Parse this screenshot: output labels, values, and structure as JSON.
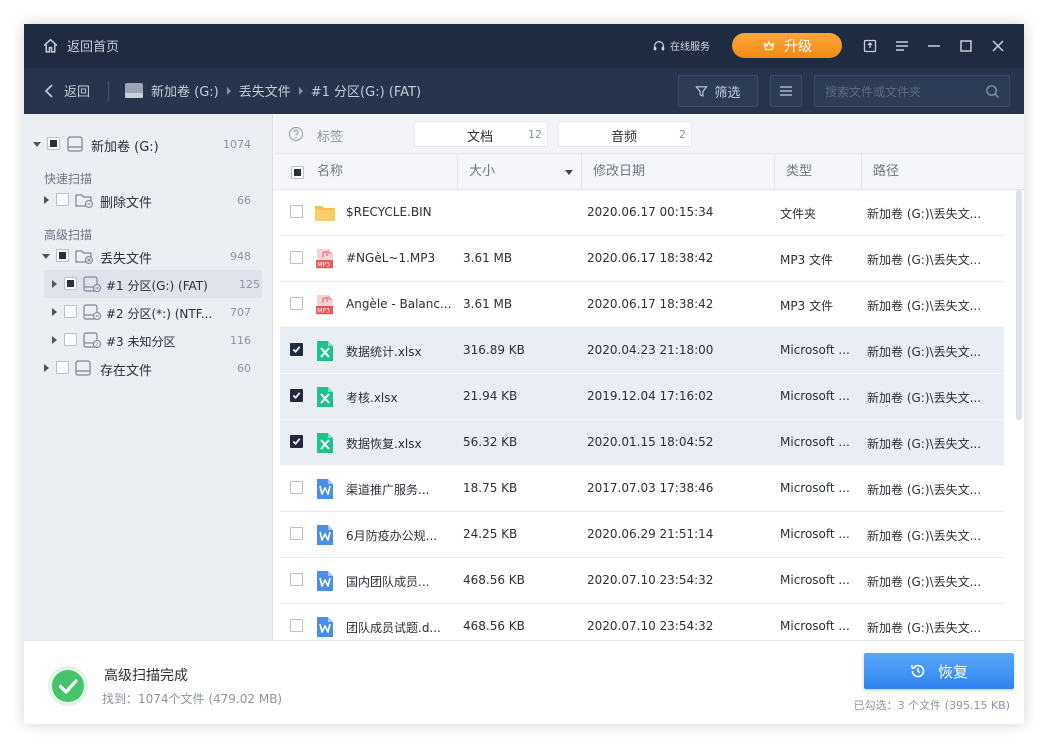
{
  "titlebar": {
    "home_label": "返回首页",
    "online_service": "在线服务",
    "upgrade_label": "升级"
  },
  "toolbar": {
    "back_label": "返回",
    "breadcrumb": [
      "新加卷 (G:)",
      "丢失文件",
      "#1 分区(G:) (FAT)"
    ],
    "filter_label": "筛选",
    "search_placeholder": "搜索文件或文件夹"
  },
  "sidebar": {
    "root": {
      "label": "新加卷 (G:)",
      "count": "1074"
    },
    "quick_scan_label": "快速扫描",
    "deleted": {
      "label": "删除文件",
      "count": "66"
    },
    "advanced_scan_label": "高级扫描",
    "lost": {
      "label": "丢失文件",
      "count": "948"
    },
    "partitions": [
      {
        "label": "#1 分区(G:) (FAT)",
        "count": "125"
      },
      {
        "label": "#2 分区(*:) (NTF...",
        "count": "707"
      },
      {
        "label": "#3 未知分区",
        "count": "116"
      }
    ],
    "existing": {
      "label": "存在文件",
      "count": "60"
    }
  },
  "tags": {
    "label": "标签",
    "items": [
      {
        "name": "文档",
        "count": "12"
      },
      {
        "name": "音频",
        "count": "2"
      }
    ]
  },
  "table": {
    "headers": {
      "name": "名称",
      "size": "大小",
      "date": "修改日期",
      "type": "类型",
      "path": "路径"
    },
    "rows": [
      {
        "icon": "folder-icon",
        "name": "$RECYCLE.BIN",
        "size": "",
        "date": "2020.06.17 00:15:34",
        "type": "文件夹",
        "path": "新加卷 (G:)\\丢失文...",
        "checked": false
      },
      {
        "icon": "mp3-file-icon",
        "name": "#NGèL~1.MP3",
        "size": "3.61 MB",
        "date": "2020.06.17 18:38:42",
        "type": "MP3 文件",
        "path": "新加卷 (G:)\\丢失文...",
        "checked": false
      },
      {
        "icon": "mp3-file-icon",
        "name": "Angèle - Balanc...",
        "size": "3.61 MB",
        "date": "2020.06.17 18:38:42",
        "type": "MP3 文件",
        "path": "新加卷 (G:)\\丢失文...",
        "checked": false
      },
      {
        "icon": "excel-file-icon",
        "name": "数据统计.xlsx",
        "size": "316.89 KB",
        "date": "2020.04.23 21:18:00",
        "type": "Microsoft ...",
        "path": "新加卷 (G:)\\丢失文...",
        "checked": true
      },
      {
        "icon": "excel-file-icon",
        "name": "考核.xlsx",
        "size": "21.94 KB",
        "date": "2019.12.04 17:16:02",
        "type": "Microsoft ...",
        "path": "新加卷 (G:)\\丢失文...",
        "checked": true
      },
      {
        "icon": "excel-file-icon",
        "name": "数据恢复.xlsx",
        "size": "56.32 KB",
        "date": "2020.01.15 18:04:52",
        "type": "Microsoft ...",
        "path": "新加卷 (G:)\\丢失文...",
        "checked": true
      },
      {
        "icon": "word-file-icon",
        "name": "渠道推广服务...",
        "size": "18.75 KB",
        "date": "2017.07.03 17:38:46",
        "type": "Microsoft ...",
        "path": "新加卷 (G:)\\丢失文...",
        "checked": false
      },
      {
        "icon": "word-file-icon",
        "name": "6月防疫办公规...",
        "size": "24.25 KB",
        "date": "2020.06.29 21:51:14",
        "type": "Microsoft ...",
        "path": "新加卷 (G:)\\丢失文...",
        "checked": false
      },
      {
        "icon": "word-file-icon",
        "name": "国内团队成员...",
        "size": "468.56 KB",
        "date": "2020.07.10 23:54:32",
        "type": "Microsoft ...",
        "path": "新加卷 (G:)\\丢失文...",
        "checked": false
      },
      {
        "icon": "word-file-icon",
        "name": "团队成员试题.d...",
        "size": "468.56 KB",
        "date": "2020.07.10 23:54:32",
        "type": "Microsoft ...",
        "path": "新加卷 (G:)\\丢失文...",
        "checked": false
      }
    ]
  },
  "footer": {
    "status_title": "高级扫描完成",
    "status_detail": "找到：1074个文件 (479.02 MB)",
    "recover_label": "恢复",
    "selected_info": "已勾选：3 个文件 (395.15 KB)"
  },
  "colors": {
    "titlebar_bg": "#1f2b40",
    "toolbar_bg": "#26344d",
    "upgrade_orange": "#f5921e",
    "recover_blue": "#3b8ff2",
    "success_green": "#46c46a",
    "excel_green": "#1fc18a",
    "word_blue": "#4a8fe7",
    "mp3_red": "#e8575a",
    "folder_yellow": "#f7c052"
  }
}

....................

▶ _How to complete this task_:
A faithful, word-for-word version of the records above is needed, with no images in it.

▶ _Answer area_:
Parse this screenshot: output labels, values, and structure as JSON.
{
  "titlebar": {
    "home_label": "返回首页",
    "online_service": "在线服务",
    "upgrade_label": "升级"
  },
  "toolbar": {
    "back_label": "返回",
    "breadcrumb": [
      "新加卷 (G:)",
      "丢失文件",
      "#1 分区(G:) (FAT)"
    ],
    "filter_label": "筛选",
    "search_placeholder": "搜索文件或文件夹"
  },
  "sidebar": {
    "root": {
      "label": "新加卷 (G:)",
      "count": "1074"
    },
    "quick_scan_label": "快速扫描",
    "deleted": {
      "label": "删除文件",
      "count": "66"
    },
    "advanced_scan_label": "高级扫描",
    "lost": {
      "label": "丢失文件",
      "count": "948"
    },
    "partitions": [
      {
        "label": "#1 分区(G:) (FAT)",
        "count": "125"
      },
      {
        "label": "#2 分区(*:) (NTF...",
        "count": "707"
      },
      {
        "label": "#3 未知分区",
        "count": "116"
      }
    ],
    "existing": {
      "label": "存在文件",
      "count": "60"
    }
  },
  "tags": {
    "label": "标签",
    "items": [
      {
        "name": "文档",
        "count": "12"
      },
      {
        "name": "音频",
        "count": "2"
      }
    ]
  },
  "table": {
    "headers": {
      "name": "名称",
      "size": "大小",
      "date": "修改日期",
      "type": "类型",
      "path": "路径"
    },
    "rows": [
      {
        "icon": "folder-icon",
        "name": "$RECYCLE.BIN",
        "size": "",
        "date": "2020.06.17 00:15:34",
        "type": "文件夹",
        "path": "新加卷 (G:)\\丢失文...",
        "checked": false
      },
      {
        "icon": "mp3-file-icon",
        "name": "#NGèL~1.MP3",
        "size": "3.61 MB",
        "date": "2020.06.17 18:38:42",
        "type": "MP3 文件",
        "path": "新加卷 (G:)\\丢失文...",
        "checked": false
      },
      {
        "icon": "mp3-file-icon",
        "name": "Angèle - Balanc...",
        "size": "3.61 MB",
        "date": "2020.06.17 18:38:42",
        "type": "MP3 文件",
        "path": "新加卷 (G:)\\丢失文...",
        "checked": false
      },
      {
        "icon": "excel-file-icon",
        "name": "数据统计.xlsx",
        "size": "316.89 KB",
        "date": "2020.04.23 21:18:00",
        "type": "Microsoft ...",
        "path": "新加卷 (G:)\\丢失文...",
        "checked": true
      },
      {
        "icon": "excel-file-icon",
        "name": "考核.xlsx",
        "size": "21.94 KB",
        "date": "2019.12.04 17:16:02",
        "type": "Microsoft ...",
        "path": "新加卷 (G:)\\丢失文...",
        "checked": true
      },
      {
        "icon": "excel-file-icon",
        "name": "数据恢复.xlsx",
        "size": "56.32 KB",
        "date": "2020.01.15 18:04:52",
        "type": "Microsoft ...",
        "path": "新加卷 (G:)\\丢失文...",
        "checked": true
      },
      {
        "icon": "word-file-icon",
        "name": "渠道推广服务...",
        "size": "18.75 KB",
        "date": "2017.07.03 17:38:46",
        "type": "Microsoft ...",
        "path": "新加卷 (G:)\\丢失文...",
        "checked": false
      },
      {
        "icon": "word-file-icon",
        "name": "6月防疫办公规...",
        "size": "24.25 KB",
        "date": "2020.06.29 21:51:14",
        "type": "Microsoft ...",
        "path": "新加卷 (G:)\\丢失文...",
        "checked": false
      },
      {
        "icon": "word-file-icon",
        "name": "国内团队成员...",
        "size": "468.56 KB",
        "date": "2020.07.10 23:54:32",
        "type": "Microsoft ...",
        "path": "新加卷 (G:)\\丢失文...",
        "checked": false
      },
      {
        "icon": "word-file-icon",
        "name": "团队成员试题.d...",
        "size": "468.56 KB",
        "date": "2020.07.10 23:54:32",
        "type": "Microsoft ...",
        "path": "新加卷 (G:)\\丢失文...",
        "checked": false
      }
    ]
  },
  "footer": {
    "status_title": "高级扫描完成",
    "status_detail": "找到：1074个文件 (479.02 MB)",
    "recover_label": "恢复",
    "selected_info": "已勾选：3 个文件 (395.15 KB)"
  },
  "colors": {
    "titlebar_bg": "#1f2b40",
    "toolbar_bg": "#26344d",
    "upgrade_orange": "#f5921e",
    "recover_blue": "#3b8ff2",
    "success_green": "#46c46a",
    "excel_green": "#1fc18a",
    "word_blue": "#4a8fe7",
    "mp3_red": "#e8575a",
    "folder_yellow": "#f7c052"
  }
}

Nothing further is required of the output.